GURGAON: Pakistani cricketer turned politician Imran Khan said on Wednesday he hoped President Barack Obama would “give peace a chance” and stop US drone attacks now he had been re-elected.
Imran, leader of the Pakistan Movement for Justice party (PTI), has campaigned for an end to US drone strikes against suspected Taliban and Al Qaeda militants in Pakistan’s tribal areas, saying they result in civilian casualties.
“What Pakistan would be hoping for is a de-escalation of violence now in Afghanistan and the drone attacks in Pakistan’s tribal areas,” he told reporters where he was attending the India World Economic Forum.
Imran said that Obama’s first term in office had been “very tough on Pakistan — an increase in drone attacks and a surge in Afghanistan and increased militancy in Pakistan as a result.”

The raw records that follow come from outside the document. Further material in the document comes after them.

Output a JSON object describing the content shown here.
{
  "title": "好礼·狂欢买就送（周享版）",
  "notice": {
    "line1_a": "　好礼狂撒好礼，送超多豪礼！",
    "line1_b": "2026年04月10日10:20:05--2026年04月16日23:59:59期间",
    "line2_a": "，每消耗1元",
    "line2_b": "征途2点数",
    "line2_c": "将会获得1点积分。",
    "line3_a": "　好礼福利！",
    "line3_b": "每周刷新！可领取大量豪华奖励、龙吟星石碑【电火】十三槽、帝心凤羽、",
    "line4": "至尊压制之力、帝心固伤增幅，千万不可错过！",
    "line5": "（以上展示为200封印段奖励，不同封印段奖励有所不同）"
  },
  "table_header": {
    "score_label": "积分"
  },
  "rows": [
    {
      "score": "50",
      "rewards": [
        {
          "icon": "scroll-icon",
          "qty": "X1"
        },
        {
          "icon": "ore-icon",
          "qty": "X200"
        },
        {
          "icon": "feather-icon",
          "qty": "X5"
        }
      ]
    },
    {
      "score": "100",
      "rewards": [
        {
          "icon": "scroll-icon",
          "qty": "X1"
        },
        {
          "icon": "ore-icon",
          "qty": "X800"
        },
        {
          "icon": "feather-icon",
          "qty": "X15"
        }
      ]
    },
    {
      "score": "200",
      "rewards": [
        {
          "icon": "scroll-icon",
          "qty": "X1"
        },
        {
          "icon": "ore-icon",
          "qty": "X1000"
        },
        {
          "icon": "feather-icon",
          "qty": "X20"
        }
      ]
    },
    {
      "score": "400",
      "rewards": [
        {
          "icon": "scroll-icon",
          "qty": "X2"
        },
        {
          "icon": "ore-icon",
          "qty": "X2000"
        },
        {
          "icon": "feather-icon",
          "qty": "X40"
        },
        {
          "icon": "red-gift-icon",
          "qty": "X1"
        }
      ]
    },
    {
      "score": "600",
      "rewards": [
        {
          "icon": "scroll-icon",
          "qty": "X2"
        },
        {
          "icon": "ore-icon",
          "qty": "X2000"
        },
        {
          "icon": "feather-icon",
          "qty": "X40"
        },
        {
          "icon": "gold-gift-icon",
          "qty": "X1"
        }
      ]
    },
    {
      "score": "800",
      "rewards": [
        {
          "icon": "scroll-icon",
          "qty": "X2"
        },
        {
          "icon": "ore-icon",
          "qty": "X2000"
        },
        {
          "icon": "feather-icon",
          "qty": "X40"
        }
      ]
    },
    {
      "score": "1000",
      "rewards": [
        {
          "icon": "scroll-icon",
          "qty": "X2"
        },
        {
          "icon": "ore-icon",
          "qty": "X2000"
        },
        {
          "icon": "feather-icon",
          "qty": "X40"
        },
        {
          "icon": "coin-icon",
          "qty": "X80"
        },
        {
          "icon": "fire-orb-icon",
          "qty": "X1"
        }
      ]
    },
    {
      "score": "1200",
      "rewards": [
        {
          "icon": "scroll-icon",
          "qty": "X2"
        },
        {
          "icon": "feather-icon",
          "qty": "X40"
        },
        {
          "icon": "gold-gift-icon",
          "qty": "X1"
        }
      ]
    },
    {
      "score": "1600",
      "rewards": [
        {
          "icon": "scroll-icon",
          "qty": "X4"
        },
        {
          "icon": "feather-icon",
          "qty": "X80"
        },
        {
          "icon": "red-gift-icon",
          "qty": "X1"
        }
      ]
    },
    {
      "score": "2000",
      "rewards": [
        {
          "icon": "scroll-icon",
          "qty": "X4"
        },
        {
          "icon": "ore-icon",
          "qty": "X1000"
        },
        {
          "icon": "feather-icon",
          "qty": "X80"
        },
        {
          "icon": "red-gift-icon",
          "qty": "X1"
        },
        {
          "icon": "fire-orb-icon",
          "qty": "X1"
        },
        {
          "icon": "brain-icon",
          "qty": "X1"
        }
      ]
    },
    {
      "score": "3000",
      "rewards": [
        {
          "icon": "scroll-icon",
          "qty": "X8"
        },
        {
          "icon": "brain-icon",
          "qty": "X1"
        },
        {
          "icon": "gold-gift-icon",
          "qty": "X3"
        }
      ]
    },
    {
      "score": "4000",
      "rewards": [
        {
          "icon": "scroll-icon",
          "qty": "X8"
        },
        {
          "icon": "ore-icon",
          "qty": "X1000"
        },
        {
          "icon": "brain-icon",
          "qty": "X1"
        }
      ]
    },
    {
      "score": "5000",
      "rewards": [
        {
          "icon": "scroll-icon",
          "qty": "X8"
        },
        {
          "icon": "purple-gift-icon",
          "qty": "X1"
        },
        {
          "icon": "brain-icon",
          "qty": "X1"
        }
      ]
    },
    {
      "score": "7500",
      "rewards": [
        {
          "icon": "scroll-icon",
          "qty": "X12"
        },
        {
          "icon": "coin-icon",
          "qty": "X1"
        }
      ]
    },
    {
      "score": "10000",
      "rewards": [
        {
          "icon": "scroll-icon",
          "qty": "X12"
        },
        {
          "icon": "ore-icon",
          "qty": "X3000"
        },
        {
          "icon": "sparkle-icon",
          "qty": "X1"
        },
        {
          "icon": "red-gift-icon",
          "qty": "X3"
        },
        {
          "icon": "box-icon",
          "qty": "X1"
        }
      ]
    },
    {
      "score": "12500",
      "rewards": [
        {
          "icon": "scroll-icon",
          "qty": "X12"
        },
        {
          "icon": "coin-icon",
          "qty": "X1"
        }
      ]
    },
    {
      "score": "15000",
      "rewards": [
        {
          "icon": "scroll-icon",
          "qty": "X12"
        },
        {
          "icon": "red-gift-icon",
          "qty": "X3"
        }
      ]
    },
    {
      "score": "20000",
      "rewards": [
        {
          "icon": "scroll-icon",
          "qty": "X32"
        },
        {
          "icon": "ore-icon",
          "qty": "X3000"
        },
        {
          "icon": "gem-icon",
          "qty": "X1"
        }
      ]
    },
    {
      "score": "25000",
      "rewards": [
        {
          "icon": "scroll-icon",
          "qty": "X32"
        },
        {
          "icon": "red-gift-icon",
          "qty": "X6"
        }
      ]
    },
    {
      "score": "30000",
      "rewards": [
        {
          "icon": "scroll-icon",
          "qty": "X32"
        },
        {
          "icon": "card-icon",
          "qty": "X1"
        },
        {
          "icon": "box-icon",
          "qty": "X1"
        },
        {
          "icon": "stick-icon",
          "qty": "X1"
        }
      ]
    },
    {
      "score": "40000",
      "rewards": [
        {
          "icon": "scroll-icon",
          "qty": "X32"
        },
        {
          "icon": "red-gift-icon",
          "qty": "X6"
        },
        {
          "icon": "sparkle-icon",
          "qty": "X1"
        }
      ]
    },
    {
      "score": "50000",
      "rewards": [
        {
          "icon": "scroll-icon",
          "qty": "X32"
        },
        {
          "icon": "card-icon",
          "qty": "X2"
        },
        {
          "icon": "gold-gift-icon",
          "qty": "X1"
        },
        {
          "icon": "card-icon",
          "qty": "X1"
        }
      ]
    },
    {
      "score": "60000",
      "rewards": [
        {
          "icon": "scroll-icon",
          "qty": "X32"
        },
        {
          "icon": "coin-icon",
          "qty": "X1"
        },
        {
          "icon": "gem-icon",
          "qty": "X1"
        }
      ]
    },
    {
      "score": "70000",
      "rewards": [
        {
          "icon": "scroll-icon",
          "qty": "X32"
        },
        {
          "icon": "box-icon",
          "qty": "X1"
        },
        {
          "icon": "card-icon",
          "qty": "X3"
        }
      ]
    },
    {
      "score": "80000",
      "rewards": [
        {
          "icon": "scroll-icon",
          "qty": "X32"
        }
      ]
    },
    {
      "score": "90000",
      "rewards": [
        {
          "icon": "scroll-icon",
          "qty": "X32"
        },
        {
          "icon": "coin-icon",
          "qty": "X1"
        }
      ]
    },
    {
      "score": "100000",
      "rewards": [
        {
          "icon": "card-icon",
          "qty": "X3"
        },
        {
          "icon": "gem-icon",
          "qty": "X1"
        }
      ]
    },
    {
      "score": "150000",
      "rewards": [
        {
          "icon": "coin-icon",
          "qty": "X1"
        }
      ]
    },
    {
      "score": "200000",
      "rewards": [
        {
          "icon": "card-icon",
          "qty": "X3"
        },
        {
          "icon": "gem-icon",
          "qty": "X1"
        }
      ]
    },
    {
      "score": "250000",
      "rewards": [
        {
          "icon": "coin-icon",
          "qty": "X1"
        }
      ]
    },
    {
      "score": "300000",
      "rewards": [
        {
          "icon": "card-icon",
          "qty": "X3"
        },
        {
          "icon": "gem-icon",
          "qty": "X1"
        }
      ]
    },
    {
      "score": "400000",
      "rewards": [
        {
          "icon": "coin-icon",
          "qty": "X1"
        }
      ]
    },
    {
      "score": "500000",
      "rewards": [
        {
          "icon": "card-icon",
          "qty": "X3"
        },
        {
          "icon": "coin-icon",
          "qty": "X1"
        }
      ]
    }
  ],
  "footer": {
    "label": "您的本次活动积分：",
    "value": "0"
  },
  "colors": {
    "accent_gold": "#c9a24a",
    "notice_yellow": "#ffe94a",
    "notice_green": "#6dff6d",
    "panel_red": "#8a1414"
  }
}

“Now he (Obama) is no longer under the pressure to be re-elected we hope that he will give peace a chance which we so desperately need,” he said.
Imran argues that drone strikes are illegal and counterproductive and last month led thousands of supporters — and some US peace activists — on a march to the edge of Pakistan’s restive tribal districts to protest against them.
The Pakistani politician said he wanted Obama to call a ceasefire in Afghanistan, saying that if Americans do not “get it right it is conceivable that they will leave it in a bigger mess than they found it.”
The White House has said that Washington will gradually hand over security responsibility to the Afghans and eventually withdraw US troops.
The US-led Nato force plans to pull out its 100,000 troops by the end of 2014.
Militants have killed thousands of people in Pakistan since 2007, and US officials say the drone strikes are a key weapon in the war on terror.
But peace campaigners condemn them as a breach of international law. Pakistanis call them a violation of sovereignty that breeds extremism, and politicians including Khan say the government is complicit in killing its own people.
Casualty figures are difficult to obtain, but a report commissioned by legal lobby group Reprieve estimated last month that 474 to 881 civilians were among 2,562 to 3,325 people killed by drones in Pakistan between June 2004 and September 2012.